*Problem to solve*
In the records, each line holding "JSON" must be reported.

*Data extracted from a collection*
-- Opening Marker --
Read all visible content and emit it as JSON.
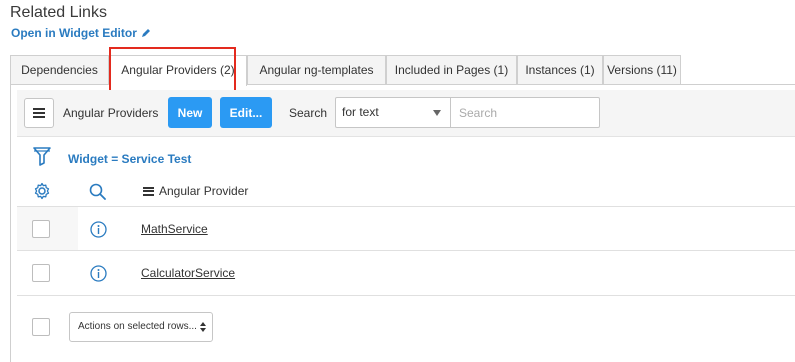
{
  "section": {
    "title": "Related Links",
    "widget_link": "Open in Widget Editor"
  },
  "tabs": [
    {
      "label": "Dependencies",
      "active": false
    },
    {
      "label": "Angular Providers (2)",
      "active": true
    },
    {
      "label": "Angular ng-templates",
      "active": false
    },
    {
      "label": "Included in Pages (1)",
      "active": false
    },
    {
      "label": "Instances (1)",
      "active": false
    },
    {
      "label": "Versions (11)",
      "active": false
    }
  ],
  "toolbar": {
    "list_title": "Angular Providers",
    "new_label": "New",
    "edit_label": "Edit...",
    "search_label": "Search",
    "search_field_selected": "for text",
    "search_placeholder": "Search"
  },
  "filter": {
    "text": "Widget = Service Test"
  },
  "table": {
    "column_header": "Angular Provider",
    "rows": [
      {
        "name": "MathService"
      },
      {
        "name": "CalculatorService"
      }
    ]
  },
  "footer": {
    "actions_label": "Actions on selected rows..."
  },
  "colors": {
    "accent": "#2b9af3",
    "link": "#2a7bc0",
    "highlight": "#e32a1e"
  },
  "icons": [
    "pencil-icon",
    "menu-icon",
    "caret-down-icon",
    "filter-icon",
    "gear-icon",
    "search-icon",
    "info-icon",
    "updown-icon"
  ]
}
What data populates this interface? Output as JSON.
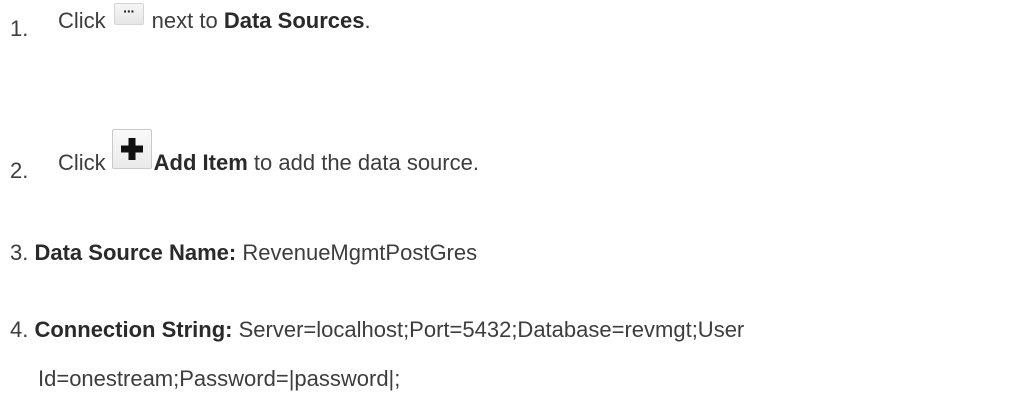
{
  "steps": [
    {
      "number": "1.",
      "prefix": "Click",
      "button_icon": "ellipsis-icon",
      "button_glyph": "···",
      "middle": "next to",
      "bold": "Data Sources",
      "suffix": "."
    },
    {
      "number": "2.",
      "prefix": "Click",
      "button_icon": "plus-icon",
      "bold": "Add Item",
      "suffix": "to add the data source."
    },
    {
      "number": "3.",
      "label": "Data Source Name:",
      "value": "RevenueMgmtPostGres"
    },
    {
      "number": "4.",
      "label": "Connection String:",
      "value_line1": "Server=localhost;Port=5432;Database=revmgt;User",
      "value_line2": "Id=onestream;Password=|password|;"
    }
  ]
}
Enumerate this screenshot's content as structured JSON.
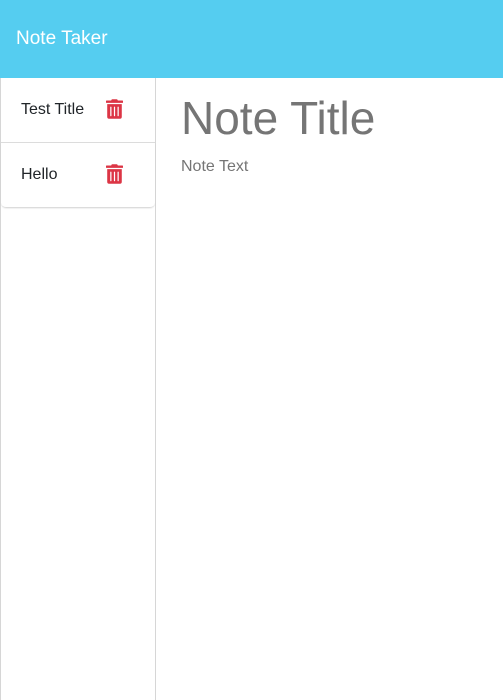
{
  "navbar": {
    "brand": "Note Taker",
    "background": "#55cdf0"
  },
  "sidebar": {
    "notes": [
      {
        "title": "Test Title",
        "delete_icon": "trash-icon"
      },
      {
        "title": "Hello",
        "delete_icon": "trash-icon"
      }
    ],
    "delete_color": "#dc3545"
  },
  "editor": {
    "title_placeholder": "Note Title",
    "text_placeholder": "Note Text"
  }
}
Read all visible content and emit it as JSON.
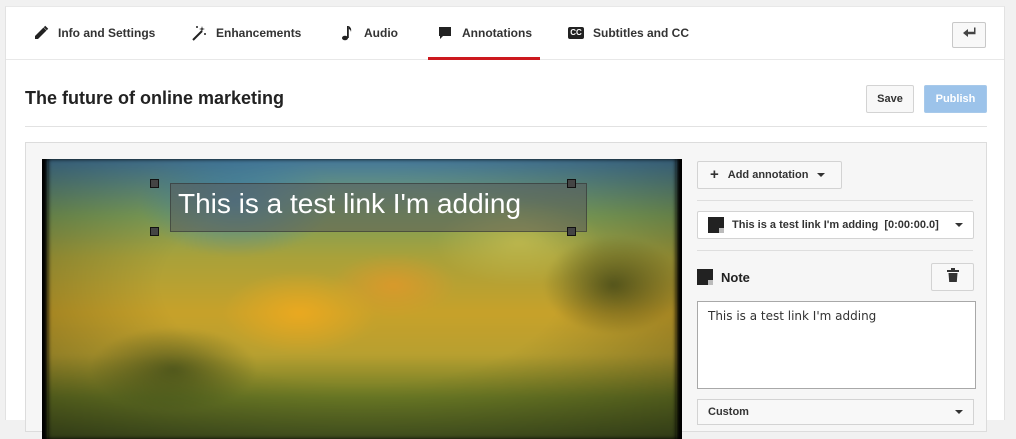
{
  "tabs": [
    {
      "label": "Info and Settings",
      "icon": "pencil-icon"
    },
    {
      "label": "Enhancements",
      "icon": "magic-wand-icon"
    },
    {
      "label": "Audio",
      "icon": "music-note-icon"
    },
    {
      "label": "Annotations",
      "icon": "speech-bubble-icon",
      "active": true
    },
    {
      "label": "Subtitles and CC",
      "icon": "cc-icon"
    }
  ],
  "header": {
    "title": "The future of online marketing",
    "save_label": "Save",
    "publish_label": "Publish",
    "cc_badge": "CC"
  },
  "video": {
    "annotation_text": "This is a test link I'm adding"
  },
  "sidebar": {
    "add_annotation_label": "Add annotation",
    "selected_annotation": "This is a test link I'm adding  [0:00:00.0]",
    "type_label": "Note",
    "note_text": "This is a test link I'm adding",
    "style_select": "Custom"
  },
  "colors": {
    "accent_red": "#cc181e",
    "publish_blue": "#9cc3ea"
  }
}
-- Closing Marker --
*Solution to this problem*
Read all visible content and emit it as JSON.
What data populates this interface? Output as JSON.
Enumerate this screenshot's content as structured JSON.
Read all visible content and emit it as JSON.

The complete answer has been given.